The economic and financial effects flowing from lockdowns to curb the spread of Covid-19 have been severe in most Asia-Pacific economies, with substantial declines in the incomes of people at the base of the economy, many of whom rely on microfinance to manage their household or microenterprise cash flows.
Like everyone else, people and enterprises at the base of the economy rely on financial products and services for basic needs such as savings deposits, receiving and sending payments, loans etc. However, in developing and emerging economies such services are often only available from microfinance providers such as microfinance institutions, cooperatives, NGOs, savings associations or self-help groups. In many economies the ability of these institutions to continue providing financial services has been disrupted by the pandemic, putting the poor and the financial service providers they rely upon in a precarious position.
As part of the Asia-Pacific Financial Inclusion Forum in 2020, an APEC policy initiative, FDC set out to capture emerging lessons from the experiences of different economies as the Covid-19 crisis unfolded. These lessons have formed the basis for recommendations FDC has developed for policymakers and regulators to assist them in preparing for future extraordinary events by building the resilience of microfinance providers and their clients. The recommendations also provide guidance on how governments can use the Covid-19 crisis as an opportunity, as part of the recovery process, to support microfinance providers in becoming more effective in advancing financial inclusion at the base of the economy and being catalysts for broader economic growth.
These recommendations, including supporting case studies, are explained in detail in FDC’s recent publication: Enabling shared prosperity through inclusive finance: leaving no one behind in an age of disruption. This report was prepared for APEC’s Finance Ministers and other senior officials to support regional efforts to expand the reach of financial services to the underserved. A summary of the recommendations is as follows:
Recommendation #1. Enable microfinance providers to continue providing services which support the resilience of clients during times of crisis by:
Recognising microfinance providers as frontline suppliers of essential services, so that they can remain open and continue serving clients.
Increasing access to liquidity for microfinance providers, including collaboration with specialist finance and development agencies to provide blended finance facilities.

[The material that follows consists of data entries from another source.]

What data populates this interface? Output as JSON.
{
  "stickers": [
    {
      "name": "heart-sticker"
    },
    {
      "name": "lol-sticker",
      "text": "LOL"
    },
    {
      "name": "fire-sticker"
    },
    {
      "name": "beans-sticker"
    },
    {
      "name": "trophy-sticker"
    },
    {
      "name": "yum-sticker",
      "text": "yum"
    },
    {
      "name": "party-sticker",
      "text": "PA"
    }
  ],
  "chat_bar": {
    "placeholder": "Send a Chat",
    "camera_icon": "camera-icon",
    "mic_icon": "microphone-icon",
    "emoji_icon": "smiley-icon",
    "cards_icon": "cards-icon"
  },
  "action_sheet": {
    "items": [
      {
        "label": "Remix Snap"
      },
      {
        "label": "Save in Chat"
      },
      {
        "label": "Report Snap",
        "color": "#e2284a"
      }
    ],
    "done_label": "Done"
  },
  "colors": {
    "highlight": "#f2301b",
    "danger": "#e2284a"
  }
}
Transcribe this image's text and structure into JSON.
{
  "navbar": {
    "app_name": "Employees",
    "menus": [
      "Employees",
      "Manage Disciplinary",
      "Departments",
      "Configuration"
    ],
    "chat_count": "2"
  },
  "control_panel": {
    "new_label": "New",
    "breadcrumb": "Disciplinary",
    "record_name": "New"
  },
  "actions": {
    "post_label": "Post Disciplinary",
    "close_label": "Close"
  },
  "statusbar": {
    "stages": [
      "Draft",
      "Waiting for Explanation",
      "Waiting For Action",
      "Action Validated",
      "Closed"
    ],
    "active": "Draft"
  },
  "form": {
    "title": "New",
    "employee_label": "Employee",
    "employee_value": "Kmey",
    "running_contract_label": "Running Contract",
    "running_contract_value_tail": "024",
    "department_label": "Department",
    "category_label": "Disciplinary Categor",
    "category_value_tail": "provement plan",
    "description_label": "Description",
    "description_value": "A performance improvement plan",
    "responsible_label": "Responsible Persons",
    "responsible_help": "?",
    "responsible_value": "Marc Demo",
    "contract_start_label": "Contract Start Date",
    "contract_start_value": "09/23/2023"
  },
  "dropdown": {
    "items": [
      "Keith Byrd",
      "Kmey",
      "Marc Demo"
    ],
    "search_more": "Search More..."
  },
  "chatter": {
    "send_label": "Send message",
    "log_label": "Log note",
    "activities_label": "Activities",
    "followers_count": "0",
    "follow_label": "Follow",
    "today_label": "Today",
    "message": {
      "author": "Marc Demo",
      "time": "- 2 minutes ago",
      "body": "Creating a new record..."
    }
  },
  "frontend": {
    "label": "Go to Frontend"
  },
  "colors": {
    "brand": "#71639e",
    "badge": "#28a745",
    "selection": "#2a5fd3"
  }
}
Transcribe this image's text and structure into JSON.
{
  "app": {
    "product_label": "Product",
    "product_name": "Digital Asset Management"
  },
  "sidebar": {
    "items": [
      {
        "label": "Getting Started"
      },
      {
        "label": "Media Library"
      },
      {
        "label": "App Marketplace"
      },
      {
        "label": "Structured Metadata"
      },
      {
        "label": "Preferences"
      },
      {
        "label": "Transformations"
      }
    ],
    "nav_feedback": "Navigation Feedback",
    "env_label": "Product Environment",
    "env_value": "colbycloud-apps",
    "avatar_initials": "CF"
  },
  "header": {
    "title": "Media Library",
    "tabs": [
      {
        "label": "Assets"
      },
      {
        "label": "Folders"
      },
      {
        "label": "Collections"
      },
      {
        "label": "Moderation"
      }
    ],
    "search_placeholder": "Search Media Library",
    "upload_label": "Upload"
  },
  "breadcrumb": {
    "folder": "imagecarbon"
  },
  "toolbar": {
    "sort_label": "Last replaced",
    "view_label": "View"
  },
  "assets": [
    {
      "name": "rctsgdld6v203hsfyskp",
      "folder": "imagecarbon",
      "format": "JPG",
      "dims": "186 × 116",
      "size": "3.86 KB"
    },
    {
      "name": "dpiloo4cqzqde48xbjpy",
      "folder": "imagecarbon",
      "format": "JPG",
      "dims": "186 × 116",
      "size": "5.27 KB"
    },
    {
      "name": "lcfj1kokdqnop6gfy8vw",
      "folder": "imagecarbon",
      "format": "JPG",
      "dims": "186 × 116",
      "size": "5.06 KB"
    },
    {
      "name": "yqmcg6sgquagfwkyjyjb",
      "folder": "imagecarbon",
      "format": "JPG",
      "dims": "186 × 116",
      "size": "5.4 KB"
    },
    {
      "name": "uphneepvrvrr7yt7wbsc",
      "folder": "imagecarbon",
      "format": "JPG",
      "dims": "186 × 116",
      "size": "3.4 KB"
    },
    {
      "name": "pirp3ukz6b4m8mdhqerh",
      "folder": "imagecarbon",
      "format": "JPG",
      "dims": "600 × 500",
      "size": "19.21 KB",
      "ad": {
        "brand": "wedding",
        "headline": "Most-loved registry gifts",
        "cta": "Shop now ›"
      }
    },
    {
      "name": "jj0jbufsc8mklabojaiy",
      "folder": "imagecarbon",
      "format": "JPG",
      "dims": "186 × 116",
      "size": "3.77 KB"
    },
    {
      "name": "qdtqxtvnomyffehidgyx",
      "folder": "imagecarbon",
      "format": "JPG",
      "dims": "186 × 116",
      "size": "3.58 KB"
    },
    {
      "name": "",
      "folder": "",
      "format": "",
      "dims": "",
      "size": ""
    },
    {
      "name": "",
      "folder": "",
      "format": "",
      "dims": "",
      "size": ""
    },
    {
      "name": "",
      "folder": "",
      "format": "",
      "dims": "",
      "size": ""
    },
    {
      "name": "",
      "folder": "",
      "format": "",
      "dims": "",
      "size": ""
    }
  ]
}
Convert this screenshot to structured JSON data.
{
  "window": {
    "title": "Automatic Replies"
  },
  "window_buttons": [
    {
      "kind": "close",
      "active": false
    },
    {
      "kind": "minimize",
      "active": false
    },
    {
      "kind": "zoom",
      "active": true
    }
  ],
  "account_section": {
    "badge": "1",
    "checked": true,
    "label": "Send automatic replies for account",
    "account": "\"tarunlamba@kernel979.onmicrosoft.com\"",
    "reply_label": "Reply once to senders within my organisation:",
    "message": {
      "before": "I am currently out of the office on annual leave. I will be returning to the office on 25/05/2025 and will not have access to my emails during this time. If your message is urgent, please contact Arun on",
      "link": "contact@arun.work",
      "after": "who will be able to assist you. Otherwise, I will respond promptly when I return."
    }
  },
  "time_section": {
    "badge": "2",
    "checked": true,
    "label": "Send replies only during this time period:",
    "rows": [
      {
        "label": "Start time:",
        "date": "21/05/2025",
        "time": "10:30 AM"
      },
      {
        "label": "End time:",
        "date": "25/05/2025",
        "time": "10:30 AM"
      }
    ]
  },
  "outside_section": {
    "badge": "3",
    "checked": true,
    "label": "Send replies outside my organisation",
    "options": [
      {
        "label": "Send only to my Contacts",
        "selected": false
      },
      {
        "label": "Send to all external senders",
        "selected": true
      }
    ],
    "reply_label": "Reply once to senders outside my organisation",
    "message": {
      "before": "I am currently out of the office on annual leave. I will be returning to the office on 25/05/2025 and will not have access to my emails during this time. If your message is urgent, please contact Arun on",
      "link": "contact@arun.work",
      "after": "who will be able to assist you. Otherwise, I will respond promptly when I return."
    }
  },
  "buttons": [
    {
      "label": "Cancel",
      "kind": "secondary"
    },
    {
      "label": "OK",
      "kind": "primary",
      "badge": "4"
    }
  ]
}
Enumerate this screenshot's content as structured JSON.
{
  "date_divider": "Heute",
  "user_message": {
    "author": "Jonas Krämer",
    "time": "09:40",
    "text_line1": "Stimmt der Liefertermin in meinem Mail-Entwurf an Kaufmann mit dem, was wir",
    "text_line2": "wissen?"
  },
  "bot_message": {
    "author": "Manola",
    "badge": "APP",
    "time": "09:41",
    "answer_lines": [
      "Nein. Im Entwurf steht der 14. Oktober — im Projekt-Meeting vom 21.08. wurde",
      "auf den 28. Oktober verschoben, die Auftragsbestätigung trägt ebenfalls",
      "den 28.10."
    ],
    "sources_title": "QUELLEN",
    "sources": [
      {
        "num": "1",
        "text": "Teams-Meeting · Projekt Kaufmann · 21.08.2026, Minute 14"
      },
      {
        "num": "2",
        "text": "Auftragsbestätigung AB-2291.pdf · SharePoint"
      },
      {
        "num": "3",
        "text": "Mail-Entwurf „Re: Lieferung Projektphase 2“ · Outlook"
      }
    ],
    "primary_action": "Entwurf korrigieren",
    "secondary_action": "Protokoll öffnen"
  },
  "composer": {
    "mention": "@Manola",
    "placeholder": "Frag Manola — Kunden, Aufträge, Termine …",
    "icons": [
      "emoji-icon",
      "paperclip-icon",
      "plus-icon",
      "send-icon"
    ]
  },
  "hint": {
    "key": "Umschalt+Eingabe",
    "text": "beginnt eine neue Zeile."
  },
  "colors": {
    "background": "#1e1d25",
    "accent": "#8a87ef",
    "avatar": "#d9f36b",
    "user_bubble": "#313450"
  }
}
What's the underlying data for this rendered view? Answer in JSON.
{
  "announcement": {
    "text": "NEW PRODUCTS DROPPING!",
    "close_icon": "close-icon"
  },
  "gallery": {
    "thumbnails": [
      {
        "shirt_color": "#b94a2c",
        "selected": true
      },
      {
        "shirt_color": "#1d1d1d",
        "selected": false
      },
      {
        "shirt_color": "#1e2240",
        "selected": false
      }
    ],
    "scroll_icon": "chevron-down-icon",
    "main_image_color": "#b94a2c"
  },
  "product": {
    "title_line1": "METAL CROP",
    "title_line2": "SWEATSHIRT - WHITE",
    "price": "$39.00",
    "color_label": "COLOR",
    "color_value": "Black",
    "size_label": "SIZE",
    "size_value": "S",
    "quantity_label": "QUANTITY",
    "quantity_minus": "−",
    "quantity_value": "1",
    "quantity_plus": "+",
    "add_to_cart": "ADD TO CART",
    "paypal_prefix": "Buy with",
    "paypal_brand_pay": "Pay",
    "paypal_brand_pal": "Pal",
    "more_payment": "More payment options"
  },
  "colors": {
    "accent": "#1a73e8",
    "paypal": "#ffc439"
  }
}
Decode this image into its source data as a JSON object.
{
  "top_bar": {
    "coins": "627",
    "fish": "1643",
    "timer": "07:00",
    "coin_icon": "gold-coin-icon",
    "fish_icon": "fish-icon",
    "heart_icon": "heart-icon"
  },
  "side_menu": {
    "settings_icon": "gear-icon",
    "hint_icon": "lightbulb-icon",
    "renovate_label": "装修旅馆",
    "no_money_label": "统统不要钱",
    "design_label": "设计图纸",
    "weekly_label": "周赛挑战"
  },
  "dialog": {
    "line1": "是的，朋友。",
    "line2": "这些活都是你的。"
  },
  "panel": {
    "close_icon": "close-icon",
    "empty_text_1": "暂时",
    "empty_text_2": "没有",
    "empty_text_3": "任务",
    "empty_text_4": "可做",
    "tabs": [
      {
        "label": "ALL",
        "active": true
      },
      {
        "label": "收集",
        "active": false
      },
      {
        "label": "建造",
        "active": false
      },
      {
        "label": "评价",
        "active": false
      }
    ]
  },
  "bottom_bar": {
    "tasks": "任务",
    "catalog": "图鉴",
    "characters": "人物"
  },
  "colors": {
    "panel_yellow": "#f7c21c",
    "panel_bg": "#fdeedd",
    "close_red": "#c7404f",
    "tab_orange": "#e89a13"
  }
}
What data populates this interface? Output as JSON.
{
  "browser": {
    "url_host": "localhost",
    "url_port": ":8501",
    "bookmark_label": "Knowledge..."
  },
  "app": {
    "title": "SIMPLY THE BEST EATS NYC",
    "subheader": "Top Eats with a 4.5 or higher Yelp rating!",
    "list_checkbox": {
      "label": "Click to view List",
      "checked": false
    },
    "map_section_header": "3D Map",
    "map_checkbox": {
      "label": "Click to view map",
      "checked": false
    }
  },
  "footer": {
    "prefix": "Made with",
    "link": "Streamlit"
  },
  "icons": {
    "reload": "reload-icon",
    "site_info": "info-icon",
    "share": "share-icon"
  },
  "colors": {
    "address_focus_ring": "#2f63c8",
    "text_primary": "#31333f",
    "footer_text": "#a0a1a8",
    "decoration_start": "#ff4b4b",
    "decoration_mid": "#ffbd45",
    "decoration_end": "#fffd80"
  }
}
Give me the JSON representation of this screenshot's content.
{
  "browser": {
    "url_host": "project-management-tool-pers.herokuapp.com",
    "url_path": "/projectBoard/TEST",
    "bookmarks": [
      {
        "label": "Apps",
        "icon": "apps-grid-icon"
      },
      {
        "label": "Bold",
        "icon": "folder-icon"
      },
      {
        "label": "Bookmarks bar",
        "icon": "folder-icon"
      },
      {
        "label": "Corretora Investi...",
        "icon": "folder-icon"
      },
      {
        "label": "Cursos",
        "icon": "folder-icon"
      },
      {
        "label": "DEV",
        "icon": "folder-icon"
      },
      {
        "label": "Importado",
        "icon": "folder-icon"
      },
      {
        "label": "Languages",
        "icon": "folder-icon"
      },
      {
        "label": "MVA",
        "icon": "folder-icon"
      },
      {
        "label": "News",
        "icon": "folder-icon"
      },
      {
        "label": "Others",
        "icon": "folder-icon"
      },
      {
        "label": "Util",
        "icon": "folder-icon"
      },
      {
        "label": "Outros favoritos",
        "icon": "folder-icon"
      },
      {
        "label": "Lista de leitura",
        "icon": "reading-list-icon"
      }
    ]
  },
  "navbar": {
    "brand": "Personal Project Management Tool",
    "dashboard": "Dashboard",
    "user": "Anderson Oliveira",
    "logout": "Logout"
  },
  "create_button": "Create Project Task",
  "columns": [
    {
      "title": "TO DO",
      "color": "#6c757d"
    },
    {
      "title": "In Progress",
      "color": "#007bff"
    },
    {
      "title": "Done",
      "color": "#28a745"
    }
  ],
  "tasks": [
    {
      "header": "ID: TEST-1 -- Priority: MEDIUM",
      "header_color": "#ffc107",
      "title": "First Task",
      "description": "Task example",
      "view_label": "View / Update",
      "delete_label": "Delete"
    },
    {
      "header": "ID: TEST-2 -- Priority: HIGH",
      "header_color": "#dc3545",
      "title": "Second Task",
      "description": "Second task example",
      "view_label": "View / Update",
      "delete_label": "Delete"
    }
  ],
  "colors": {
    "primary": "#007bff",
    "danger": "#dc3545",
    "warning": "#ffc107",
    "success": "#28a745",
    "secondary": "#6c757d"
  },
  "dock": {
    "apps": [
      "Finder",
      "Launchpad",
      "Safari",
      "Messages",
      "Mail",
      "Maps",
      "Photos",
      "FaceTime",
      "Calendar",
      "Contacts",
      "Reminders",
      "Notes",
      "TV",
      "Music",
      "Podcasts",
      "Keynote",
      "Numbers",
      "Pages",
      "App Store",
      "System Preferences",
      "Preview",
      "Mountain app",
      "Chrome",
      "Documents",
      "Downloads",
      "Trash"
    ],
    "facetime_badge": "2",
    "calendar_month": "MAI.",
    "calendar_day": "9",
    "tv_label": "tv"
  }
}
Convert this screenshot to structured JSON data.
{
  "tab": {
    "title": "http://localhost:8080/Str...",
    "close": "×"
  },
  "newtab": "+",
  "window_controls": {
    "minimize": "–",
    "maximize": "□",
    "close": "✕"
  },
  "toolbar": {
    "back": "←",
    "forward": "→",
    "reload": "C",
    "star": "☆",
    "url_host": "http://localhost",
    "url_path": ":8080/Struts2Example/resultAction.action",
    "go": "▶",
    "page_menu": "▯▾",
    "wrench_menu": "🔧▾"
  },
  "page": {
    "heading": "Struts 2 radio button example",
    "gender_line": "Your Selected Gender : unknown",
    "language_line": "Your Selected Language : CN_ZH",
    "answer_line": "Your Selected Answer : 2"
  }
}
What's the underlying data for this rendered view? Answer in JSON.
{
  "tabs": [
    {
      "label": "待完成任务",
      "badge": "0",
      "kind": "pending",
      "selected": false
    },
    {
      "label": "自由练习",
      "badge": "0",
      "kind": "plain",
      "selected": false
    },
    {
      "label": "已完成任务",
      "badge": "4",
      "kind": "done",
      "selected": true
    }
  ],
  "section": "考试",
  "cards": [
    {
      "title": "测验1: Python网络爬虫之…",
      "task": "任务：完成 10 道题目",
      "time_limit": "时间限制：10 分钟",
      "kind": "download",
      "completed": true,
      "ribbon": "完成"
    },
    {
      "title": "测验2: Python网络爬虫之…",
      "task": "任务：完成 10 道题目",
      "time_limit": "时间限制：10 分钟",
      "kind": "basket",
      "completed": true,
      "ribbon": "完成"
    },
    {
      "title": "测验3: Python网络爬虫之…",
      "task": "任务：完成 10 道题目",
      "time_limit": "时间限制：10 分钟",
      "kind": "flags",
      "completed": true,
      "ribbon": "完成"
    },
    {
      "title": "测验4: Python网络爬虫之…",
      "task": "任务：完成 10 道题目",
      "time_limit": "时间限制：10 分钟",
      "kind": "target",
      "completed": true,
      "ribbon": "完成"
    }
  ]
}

Enacting concessions or moratoria proportionately and consistently throughout the financial system to ensure stability across the entire financial system.
Recommendation #2. Enact reforms which accelerate recovery and lead to more sustainable and effective microfinance providers serving the base of the economy by:
Facilitating digital transformation by advancing digital financial infrastructure, open banking and digital identification and promoting digital literacy as a core skill.
Ensuring reforms targeting microfinance providers recognise the value of “high-touch” operating models critical for client relationships, building financial literacy and capacity and establishing trust in the financial system.
Prioritising digital identity initiatives enabling governments to provide direct fiscal assistance and microfinance providers to serve their clients more effectively and at lower cost.
Providing microfinance providers incentives and assistance to invest in digital transformation, and their programs of education and awareness building to build trust and demand for digital services among their customers.
Extending regulation and supervision to microfinance providers to ensure that appropriate client protection measures are standardised and in place for the future.
Promoting partnerships between communities, healthcare systems, local governments and frontline finance providers supporting communities at the base of the economy to build economic resilience for the future.
Maintaining stability including for microfinance providers facing insolvency, by enabling recapitalisations, mergers or other collaborative restructuring and temporary regulatory forbearance, based on asset quality standards.